A second stakeholder meeting focused on the scope of potential investors, mandatory disclosure of financial records, and divestiture of bad actors.
An adult-use ballot initiative failed in 2016, but cannabis industry giants are organizing to try again in 2020.
After several amendments and a compromise between the legislature and the governor, patients will get better access.
State Senator Bob Hertzberg, who worked alongside state Treasurer Fiona Ma, described the bill as “an interim bridge . . . not too complex,” and better than “a cockamamie public bank.”
As cannabis tourism is on the rise across the US, lawmakers in the nation's most populous state aim to set some ground rules.
A push to get legalization on the 2019 ballot was bogged down by fallout from the state’s divisive 2015 effort.
Minority Cannabis Business Association says the city’s position as one of the largest cannabis markets means its “programs and market rollouts will likely be adopted by others in the industry.”

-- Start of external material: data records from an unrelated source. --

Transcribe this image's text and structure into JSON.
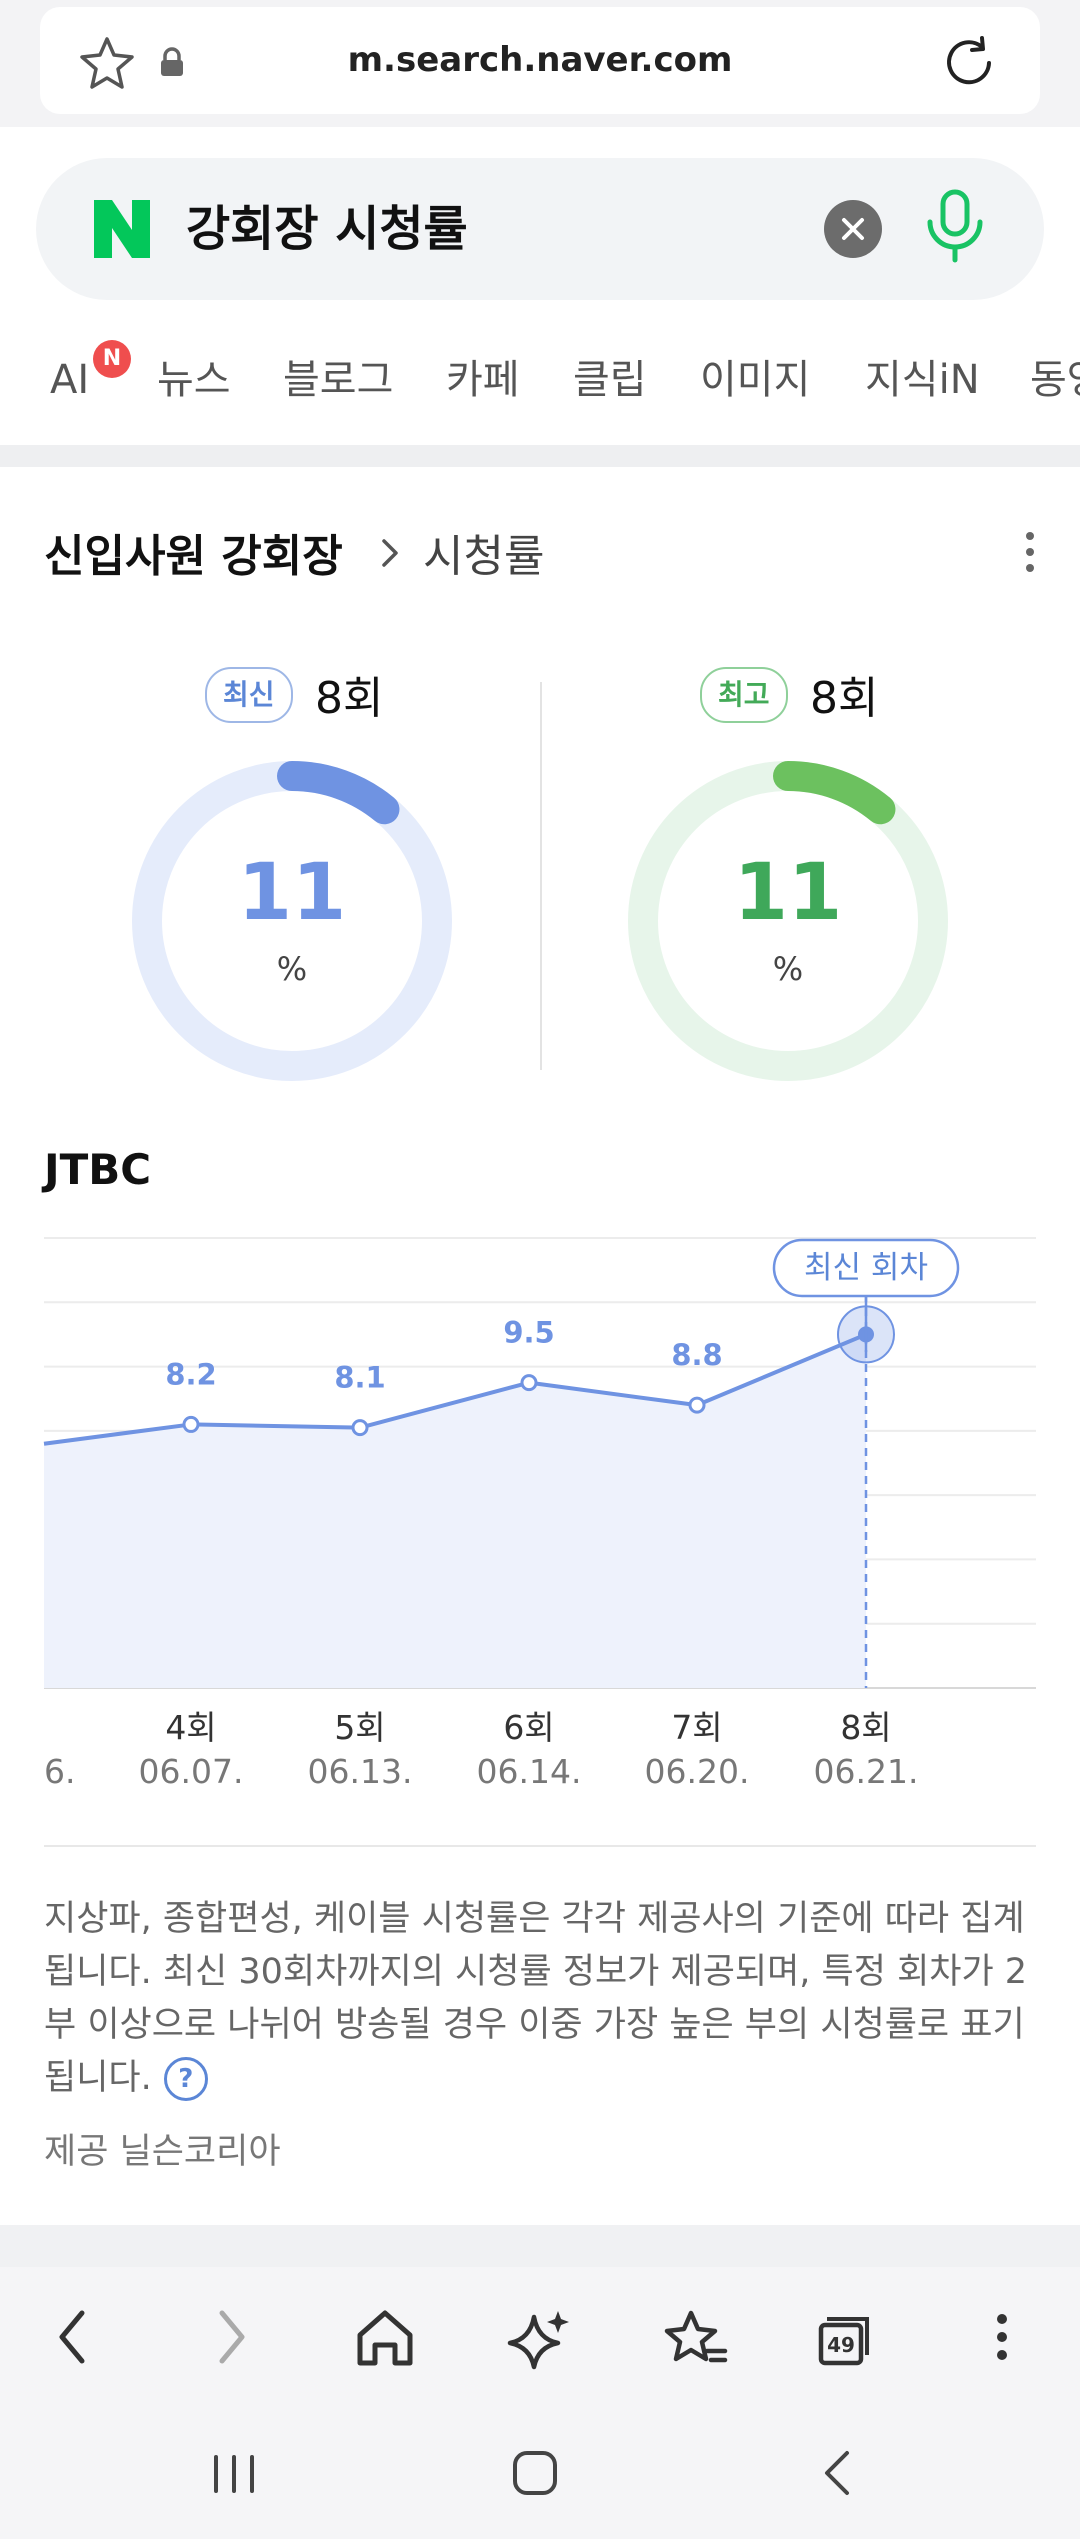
{
  "browser": {
    "url": "m.search.naver.com"
  },
  "search": {
    "query": "강회장 시청률"
  },
  "tabs": [
    {
      "label": "AI",
      "badge": "N"
    },
    {
      "label": "뉴스"
    },
    {
      "label": "블로그"
    },
    {
      "label": "카페"
    },
    {
      "label": "클립"
    },
    {
      "label": "이미지"
    },
    {
      "label": "지식iN"
    },
    {
      "label": "동영"
    }
  ],
  "section": {
    "title": "신입사원 강회장",
    "subtitle": "시청률"
  },
  "summary": {
    "latest": {
      "badge": "최신",
      "episode": "8회",
      "value": "11",
      "unit": "%",
      "fraction": 0.11,
      "color": "#6f93e2"
    },
    "best": {
      "badge": "최고",
      "episode": "8회",
      "value": "11",
      "unit": "%",
      "fraction": 0.11,
      "color": "#6cc15f"
    }
  },
  "network": "JTBC",
  "chart_data": {
    "type": "area",
    "x": [
      "6.",
      "4회",
      "5회",
      "6회",
      "7회",
      "8회"
    ],
    "dates": [
      "6.",
      "06.07.",
      "06.13.",
      "06.14.",
      "06.20.",
      "06.21."
    ],
    "values": [
      7.6,
      8.2,
      8.1,
      9.5,
      8.8,
      11.0
    ],
    "value_labels": [
      "",
      "8.2",
      "8.1",
      "9.5",
      "8.8",
      "11.0"
    ],
    "callout": "최신 회차",
    "highlight_index": 5,
    "ylim": [
      0,
      14
    ],
    "grid": true,
    "color": "#6f93e2"
  },
  "note": {
    "text": "지상파, 종합편성, 케이블 시청률은 각각 제공사의 기준에 따라 집계됩니다. 최신 30회차까지의 시청률 정보가 제공되며, 특정 회차가 2부 이상으로 나뉘어 방송될 경우 이중 가장 높은 부의 시청률로 표기됩니다.",
    "help": "?",
    "provider": "제공 닐슨코리아"
  },
  "toolbar": {
    "tab_count": "49"
  }
}
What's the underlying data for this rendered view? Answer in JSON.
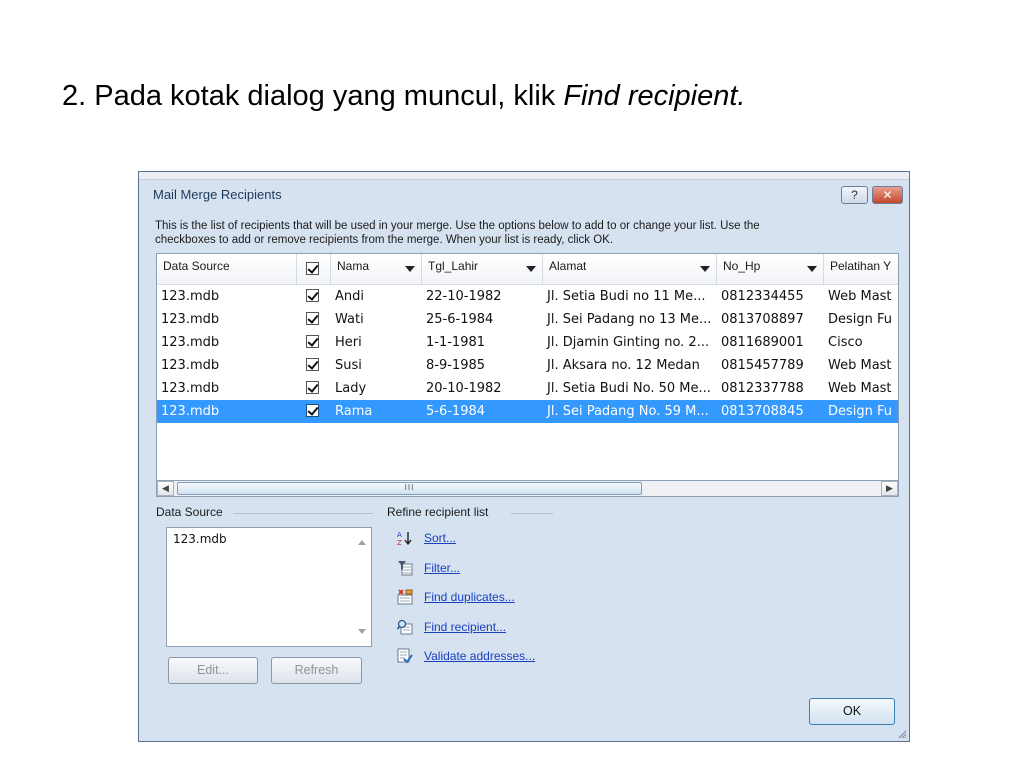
{
  "slide": {
    "title_prefix": "2. Pada kotak dialog yang muncul, klik ",
    "title_emphasis": "Find recipient."
  },
  "dialog": {
    "title": "Mail Merge Recipients",
    "help_label": "?",
    "close_label": "✕",
    "description_line1": "This is the list of recipients that will be used in your merge.  Use the options below to add to or change your list.  Use the",
    "description_line2": "checkboxes to add or remove recipients from the merge.  When your list is ready, click OK."
  },
  "table": {
    "columns": [
      "Data Source",
      "",
      "Nama",
      "Tgl_Lahir",
      "Alamat",
      "No_Hp",
      "Pelatihan Y"
    ],
    "rows": [
      {
        "source": "123.mdb",
        "checked": true,
        "nama": "Andi",
        "tgl": "22-10-1982",
        "alamat": "Jl. Setia Budi no 11 Me...",
        "hp": "0812334455",
        "pelatihan": "Web Mast",
        "selected": false
      },
      {
        "source": "123.mdb",
        "checked": true,
        "nama": "Wati",
        "tgl": "25-6-1984",
        "alamat": "Jl. Sei Padang no 13 Me...",
        "hp": "0813708897",
        "pelatihan": "Design Fu",
        "selected": false
      },
      {
        "source": "123.mdb",
        "checked": true,
        "nama": "Heri",
        "tgl": "1-1-1981",
        "alamat": "Jl. Djamin Ginting no. 2...",
        "hp": "0811689001",
        "pelatihan": "Cisco",
        "selected": false
      },
      {
        "source": "123.mdb",
        "checked": true,
        "nama": "Susi",
        "tgl": "8-9-1985",
        "alamat": "Jl. Aksara no. 12 Medan",
        "hp": "0815457789",
        "pelatihan": "Web Mast",
        "selected": false
      },
      {
        "source": "123.mdb",
        "checked": true,
        "nama": "Lady",
        "tgl": "20-10-1982",
        "alamat": "Jl. Setia Budi No. 50 Me...",
        "hp": "0812337788",
        "pelatihan": "Web Mast",
        "selected": false
      },
      {
        "source": "123.mdb",
        "checked": true,
        "nama": "Rama",
        "tgl": "5-6-1984",
        "alamat": "Jl. Sei Padang No. 59 M...",
        "hp": "0813708845",
        "pelatihan": "Design Fu",
        "selected": true
      }
    ],
    "scroll_thumb_label": "III"
  },
  "data_source_panel": {
    "label": "Data Source",
    "items": [
      "123.mdb"
    ],
    "edit_label": "Edit...",
    "refresh_label": "Refresh"
  },
  "refine_panel": {
    "label": "Refine recipient list",
    "items": [
      {
        "label": "Sort...",
        "icon": "sort-az-icon"
      },
      {
        "label": "Filter...",
        "icon": "filter-icon"
      },
      {
        "label": "Find duplicates...",
        "icon": "find-duplicates-icon"
      },
      {
        "label": "Find recipient...",
        "icon": "find-recipient-icon"
      },
      {
        "label": "Validate addresses...",
        "icon": "validate-addresses-icon"
      }
    ]
  },
  "footer": {
    "ok_label": "OK"
  },
  "colors": {
    "dialog_bg": "#d7e2f1",
    "selection": "#3399ff",
    "link": "#1a3fbf"
  }
}
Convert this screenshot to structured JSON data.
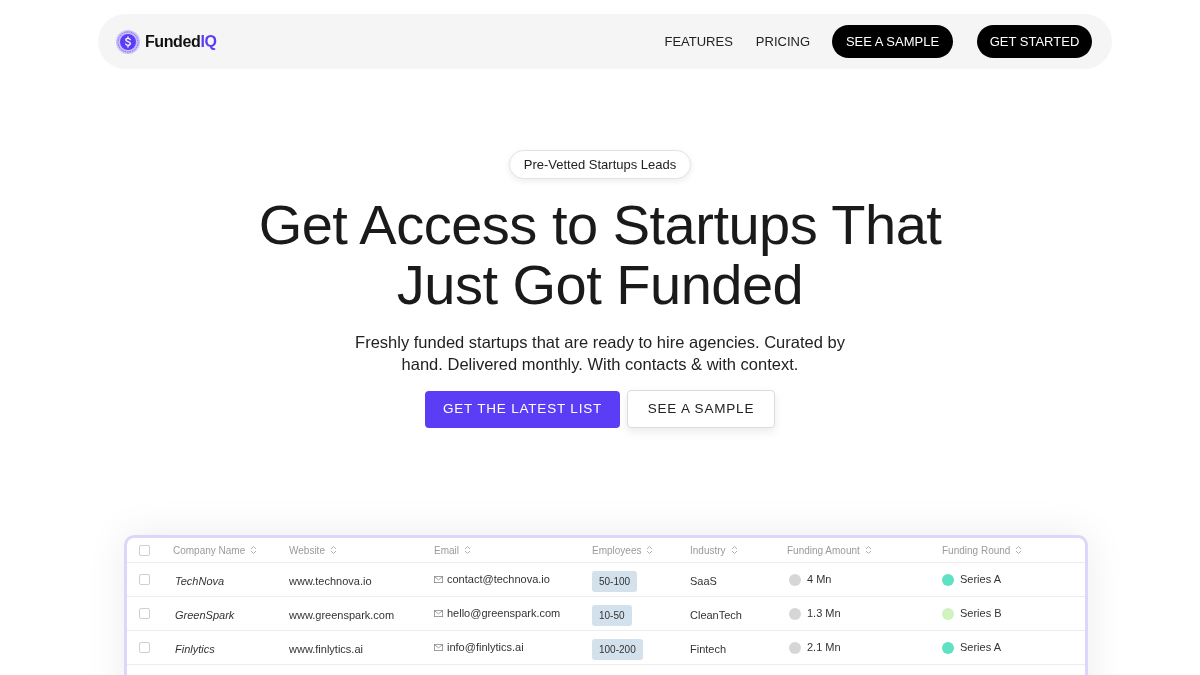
{
  "nav": {
    "logo": {
      "name": "Funded",
      "accent": "IQ"
    },
    "links": [
      "FEATURES",
      "PRICING"
    ],
    "buttons": [
      "SEE A SAMPLE",
      "GET STARTED"
    ]
  },
  "hero": {
    "badge": "Pre-Vetted Startups Leads",
    "title": "Get Access to Startups That Just Got Funded",
    "subtitle": "Freshly funded startups that are ready to hire agencies. Curated by hand. Delivered monthly. With contacts & with context.",
    "buttons": [
      {
        "label": "GET THE LATEST LIST",
        "kind": "primary"
      },
      {
        "label": "SEE A SAMPLE",
        "kind": "secondary"
      }
    ]
  },
  "table": {
    "select_all_checked": false,
    "columns": [
      "Company Name",
      "Website",
      "Email",
      "Employees",
      "Industry",
      "Funding Amount",
      "Funding Round"
    ],
    "rows": [
      {
        "checked": false,
        "company": "TechNova",
        "website": "www.technova.io",
        "email": "contact@technova.io",
        "employees": "50-100",
        "industry": "SaaS",
        "funding_amount": "4 Mn",
        "funding_round": {
          "label": "Series A",
          "color": "#5fe2c3"
        }
      },
      {
        "checked": false,
        "company": "GreenSpark",
        "website": "www.greenspark.com",
        "email": "hello@greenspark.com",
        "employees": "10-50",
        "industry": "CleanTech",
        "funding_amount": "1.3 Mn",
        "funding_round": {
          "label": "Series B",
          "color": "#d0f3c0"
        }
      },
      {
        "checked": false,
        "company": "Finlytics",
        "website": "www.finlytics.ai",
        "email": "info@finlytics.ai",
        "employees": "100-200",
        "industry": "Fintech",
        "funding_amount": "2.1 Mn",
        "funding_round": {
          "label": "Series A",
          "color": "#5fe2c3"
        }
      }
    ]
  }
}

At an industry summit in Los Angeles, California’s top cannabis regulators came together to discuss the state’s plans to prop up licensed operators, banking and tax hurdles, and social equity programs.
On the road to the legislative session’s end, legalization at times seemed certain. But consensus among lawmakers, and support in the Senate, fell short.
Today in Albany, the legislative session draws to a close.
Colorado’s Marijuana Enforcement Division held its first meeting about a bill to open the state industry to outside investors, which one participant said will “benefit corporations tremendously.”
“The objections from members are varied, and for every one we satisfy, another objects,” Sen. Diane Savino told Cannabis Wire.
“Render Them Bereft”: Cannabis Trade Associations Call on LA City Attorney to Expand Enforcement against Unauthorized Retailers
In the Coalition’s view, it currently “appears that the City’s enforcement is focused on closing illicit retail businesses, not dismantling them.”
Both proposals could have provided a shot in the arm for licensed businesses as the state cannabis industry continues to struggle with competition from illegal operators.
“There is no flower in the system. There’s none to be bought. I’m running out,” said Jacob Abraham, who owns a medical cannabis dispensary.
“We can already buy these products today at local gyms, coffee shops, wellness stores, and even now at CVS.”